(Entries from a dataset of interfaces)
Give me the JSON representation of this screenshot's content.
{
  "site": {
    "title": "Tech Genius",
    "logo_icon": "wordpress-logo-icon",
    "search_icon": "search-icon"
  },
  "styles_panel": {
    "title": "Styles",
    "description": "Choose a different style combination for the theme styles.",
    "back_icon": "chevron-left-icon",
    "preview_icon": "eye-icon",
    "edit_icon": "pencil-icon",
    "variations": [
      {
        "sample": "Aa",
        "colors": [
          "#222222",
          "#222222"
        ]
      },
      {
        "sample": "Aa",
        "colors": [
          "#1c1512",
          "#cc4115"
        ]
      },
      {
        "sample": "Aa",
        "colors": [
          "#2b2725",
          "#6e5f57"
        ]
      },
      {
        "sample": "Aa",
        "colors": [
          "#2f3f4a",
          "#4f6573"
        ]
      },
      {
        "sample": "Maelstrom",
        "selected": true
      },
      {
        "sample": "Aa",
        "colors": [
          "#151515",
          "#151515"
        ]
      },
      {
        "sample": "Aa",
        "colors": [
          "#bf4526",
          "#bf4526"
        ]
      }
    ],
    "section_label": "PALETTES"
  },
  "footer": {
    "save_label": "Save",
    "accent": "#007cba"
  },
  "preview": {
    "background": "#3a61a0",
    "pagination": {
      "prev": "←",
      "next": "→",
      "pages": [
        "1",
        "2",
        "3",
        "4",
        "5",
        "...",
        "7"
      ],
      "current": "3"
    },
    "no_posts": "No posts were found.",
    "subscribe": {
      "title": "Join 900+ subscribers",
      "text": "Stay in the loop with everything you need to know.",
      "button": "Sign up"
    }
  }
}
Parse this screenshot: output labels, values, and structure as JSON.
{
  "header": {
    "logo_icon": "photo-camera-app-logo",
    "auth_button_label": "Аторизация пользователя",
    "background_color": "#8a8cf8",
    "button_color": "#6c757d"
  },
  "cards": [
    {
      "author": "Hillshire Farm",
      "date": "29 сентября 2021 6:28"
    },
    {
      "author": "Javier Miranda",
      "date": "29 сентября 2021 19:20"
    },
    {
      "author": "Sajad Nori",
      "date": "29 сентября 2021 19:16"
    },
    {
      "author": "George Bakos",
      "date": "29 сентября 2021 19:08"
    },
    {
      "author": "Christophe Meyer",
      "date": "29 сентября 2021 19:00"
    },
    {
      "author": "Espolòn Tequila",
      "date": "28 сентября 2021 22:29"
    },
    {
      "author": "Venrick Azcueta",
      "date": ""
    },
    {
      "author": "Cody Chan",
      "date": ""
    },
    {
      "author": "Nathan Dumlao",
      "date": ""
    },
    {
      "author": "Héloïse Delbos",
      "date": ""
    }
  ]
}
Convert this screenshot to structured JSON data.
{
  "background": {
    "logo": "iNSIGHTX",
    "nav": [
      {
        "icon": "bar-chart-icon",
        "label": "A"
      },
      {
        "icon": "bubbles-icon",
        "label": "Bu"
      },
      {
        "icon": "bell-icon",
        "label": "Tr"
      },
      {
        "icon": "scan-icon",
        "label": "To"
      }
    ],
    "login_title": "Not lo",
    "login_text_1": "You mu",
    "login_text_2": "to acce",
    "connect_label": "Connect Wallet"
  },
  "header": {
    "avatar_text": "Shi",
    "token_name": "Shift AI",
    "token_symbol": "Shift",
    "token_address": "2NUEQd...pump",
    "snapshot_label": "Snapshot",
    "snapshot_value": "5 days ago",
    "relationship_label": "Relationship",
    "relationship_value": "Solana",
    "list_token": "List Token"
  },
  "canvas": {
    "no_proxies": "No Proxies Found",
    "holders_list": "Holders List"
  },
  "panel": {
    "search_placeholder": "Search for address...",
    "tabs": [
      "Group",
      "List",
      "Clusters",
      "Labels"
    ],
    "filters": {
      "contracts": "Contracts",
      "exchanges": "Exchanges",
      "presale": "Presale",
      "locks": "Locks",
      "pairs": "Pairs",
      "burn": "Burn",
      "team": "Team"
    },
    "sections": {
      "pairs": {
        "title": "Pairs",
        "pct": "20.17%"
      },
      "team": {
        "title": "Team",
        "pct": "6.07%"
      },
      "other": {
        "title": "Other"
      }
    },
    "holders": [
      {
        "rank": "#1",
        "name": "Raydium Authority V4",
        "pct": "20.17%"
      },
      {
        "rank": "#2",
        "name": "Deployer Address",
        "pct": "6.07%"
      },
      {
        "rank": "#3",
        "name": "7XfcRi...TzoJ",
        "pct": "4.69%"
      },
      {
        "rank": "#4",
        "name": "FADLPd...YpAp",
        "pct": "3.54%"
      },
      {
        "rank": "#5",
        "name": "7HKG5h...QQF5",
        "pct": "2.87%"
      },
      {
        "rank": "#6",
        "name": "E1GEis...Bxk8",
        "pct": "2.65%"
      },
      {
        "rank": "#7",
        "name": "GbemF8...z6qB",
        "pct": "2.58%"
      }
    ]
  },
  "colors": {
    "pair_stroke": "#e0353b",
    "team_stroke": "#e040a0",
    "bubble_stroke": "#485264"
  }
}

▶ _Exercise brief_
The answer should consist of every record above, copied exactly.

▶ _Exercise answer_
Give me the JSON representation of this screenshot's content.
{
  "site": {
    "title": "Tech Genius",
    "logo_icon": "wordpress-logo-icon",
    "search_icon": "search-icon"
  },
  "styles_panel": {
    "title": "Styles",
    "description": "Choose a different style combination for the theme styles.",
    "back_icon": "chevron-left-icon",
    "preview_icon": "eye-icon",
    "edit_icon": "pencil-icon",
    "variations": [
      {
        "sample": "Aa",
        "colors": [
          "#222222",
          "#222222"
        ]
      },
      {
        "sample": "Aa",
        "colors": [
          "#1c1512",
          "#cc4115"
        ]
      },
      {
        "sample": "Aa",
        "colors": [
          "#2b2725",
          "#6e5f57"
        ]
      },
      {
        "sample": "Aa",
        "colors": [
          "#2f3f4a",
          "#4f6573"
        ]
      },
      {
        "sample": "Maelstrom",
        "selected": true
      },
      {
        "sample": "Aa",
        "colors": [
          "#151515",
          "#151515"
        ]
      },
      {
        "sample": "Aa",
        "colors": [
          "#bf4526",
          "#bf4526"
        ]
      }
    ],
    "section_label": "PALETTES"
  },
  "footer": {
    "save_label": "Save",
    "accent": "#007cba"
  },
  "preview": {
    "background": "#3a61a0",
    "pagination": {
      "prev": "←",
      "next": "→",
      "pages": [
        "1",
        "2",
        "3",
        "4",
        "5",
        "...",
        "7"
      ],
      "current": "3"
    },
    "no_posts": "No posts were found.",
    "subscribe": {
      "title": "Join 900+ subscribers",
      "text": "Stay in the loop with everything you need to know.",
      "button": "Sign up"
    }
  }
}
Parse this screenshot: output labels, values, and structure as JSON.
{
  "header": {
    "logo_icon": "photo-camera-app-logo",
    "auth_button_label": "Аторизация пользователя",
    "background_color": "#8a8cf8",
    "button_color": "#6c757d"
  },
  "cards": [
    {
      "author": "Hillshire Farm",
      "date": "29 сентября 2021 6:28"
    },
    {
      "author": "Javier Miranda",
      "date": "29 сентября 2021 19:20"
    },
    {
      "author": "Sajad Nori",
      "date": "29 сентября 2021 19:16"
    },
    {
      "author": "George Bakos",
      "date": "29 сентября 2021 19:08"
    },
    {
      "author": "Christophe Meyer",
      "date": "29 сентября 2021 19:00"
    },
    {
      "author": "Espolòn Tequila",
      "date": "28 сентября 2021 22:29"
    },
    {
      "author": "Venrick Azcueta",
      "date": ""
    },
    {
      "author": "Cody Chan",
      "date": ""
    },
    {
      "author": "Nathan Dumlao",
      "date": ""
    },
    {
      "author": "Héloïse Delbos",
      "date": ""
    }
  ]
}
Convert this screenshot to structured JSON data.
{
  "background": {
    "logo": "iNSIGHTX",
    "nav": [
      {
        "icon": "bar-chart-icon",
        "label": "A"
      },
      {
        "icon": "bubbles-icon",
        "label": "Bu"
      },
      {
        "icon": "bell-icon",
        "label": "Tr"
      },
      {
        "icon": "scan-icon",
        "label": "To"
      }
    ],
    "login_title": "Not lo",
    "login_text_1": "You mu",
    "login_text_2": "to acce",
    "connect_label": "Connect Wallet"
  },
  "header": {
    "avatar_text": "Shi",
    "token_name": "Shift AI",
    "token_symbol": "Shift",
    "token_address": "2NUEQd...pump",
    "snapshot_label": "Snapshot",
    "snapshot_value": "5 days ago",
    "relationship_label": "Relationship",
    "relationship_value": "Solana",
    "list_token": "List Token"
  },
  "canvas": {
    "no_proxies": "No Proxies Found",
    "holders_list": "Holders List"
  },
  "panel": {
    "search_placeholder": "Search for address...",
    "tabs": [
      "Group",
      "List",
      "Clusters",
      "Labels"
    ],
    "filters": {
      "contracts": "Contracts",
      "exchanges": "Exchanges",
      "presale": "Presale",
      "locks": "Locks",
      "pairs": "Pairs",
      "burn": "Burn",
      "team": "Team"
    },
    "sections": {
      "pairs": {
        "title": "Pairs",
        "pct": "20.17%"
      },
      "team": {
        "title": "Team",
        "pct": "6.07%"
      },
      "other": {
        "title": "Other"
      }
    },
    "holders": [
      {
        "rank": "#1",
        "name": "Raydium Authority V4",
        "pct": "20.17%"
      },
      {
        "rank": "#2",
        "name": "Deployer Address",
        "pct": "6.07%"
      },
      {
        "rank": "#3",
        "name": "7XfcRi...TzoJ",
        "pct": "4.69%"
      },
      {
        "rank": "#4",
        "name": "FADLPd...YpAp",
        "pct": "3.54%"
      },
      {
        "rank": "#5",
        "name": "7HKG5h...QQF5",
        "pct": "2.87%"
      },
      {
        "rank": "#6",
        "name": "E1GEis...Bxk8",
        "pct": "2.65%"
      },
      {
        "rank": "#7",
        "name": "GbemF8...z6qB",
        "pct": "2.58%"
      }
    ]
  },
  "colors": {
    "pair_stroke": "#e0353b",
    "team_stroke": "#e040a0",
    "bubble_stroke": "#485264"
  }
}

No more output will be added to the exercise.